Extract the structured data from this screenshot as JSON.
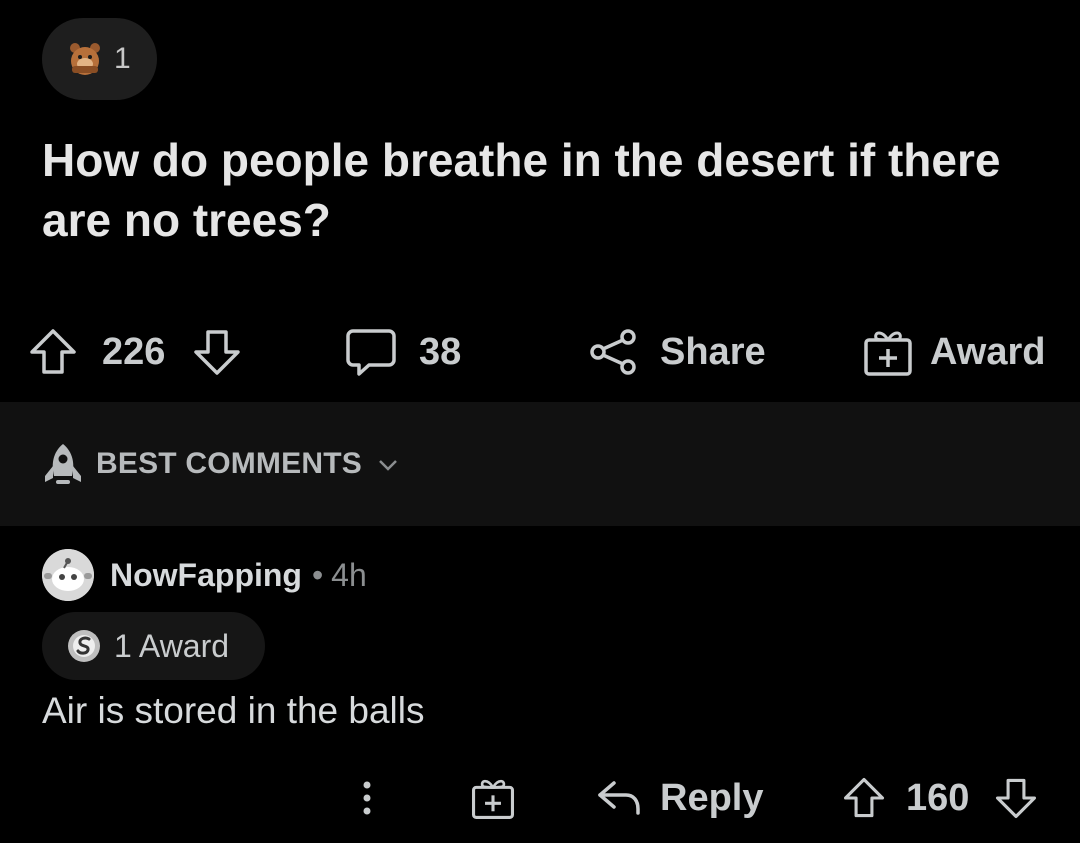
{
  "post": {
    "award_count": "1",
    "title": "How do people breathe in the desert if there are no trees?",
    "votes": "226",
    "comments": "38",
    "share_label": "Share",
    "award_label": "Award"
  },
  "sort": {
    "label": "BEST COMMENTS"
  },
  "comment": {
    "username": "NowFapping",
    "separator": "•",
    "age": "4h",
    "award_label": "1 Award",
    "body": "Air is stored in the balls",
    "reply_label": "Reply",
    "votes": "160"
  },
  "icons": {
    "post_award": "bear-award-icon",
    "upvote": "arrow-up-outline-icon",
    "downvote": "arrow-down-outline-icon",
    "comment": "speech-bubble-icon",
    "share": "share-nodes-icon",
    "award": "gift-box-icon",
    "sort": "rocket-icon",
    "chevron": "chevron-down-icon",
    "avatar": "snoo-avatar-icon",
    "silver_award": "silver-award-icon",
    "more": "more-vertical-icon",
    "reply": "reply-arrow-icon"
  },
  "colors": {
    "background": "#000000",
    "sort_bar": "#111111",
    "pill": "#1e1e1e",
    "text": "#d7dadc",
    "muted": "#8b8e90"
  }
}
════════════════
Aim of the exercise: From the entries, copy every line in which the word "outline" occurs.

Output:
    "upvote": "arrow-up-outline-icon",
    "downvote": "arrow-down-outline-icon",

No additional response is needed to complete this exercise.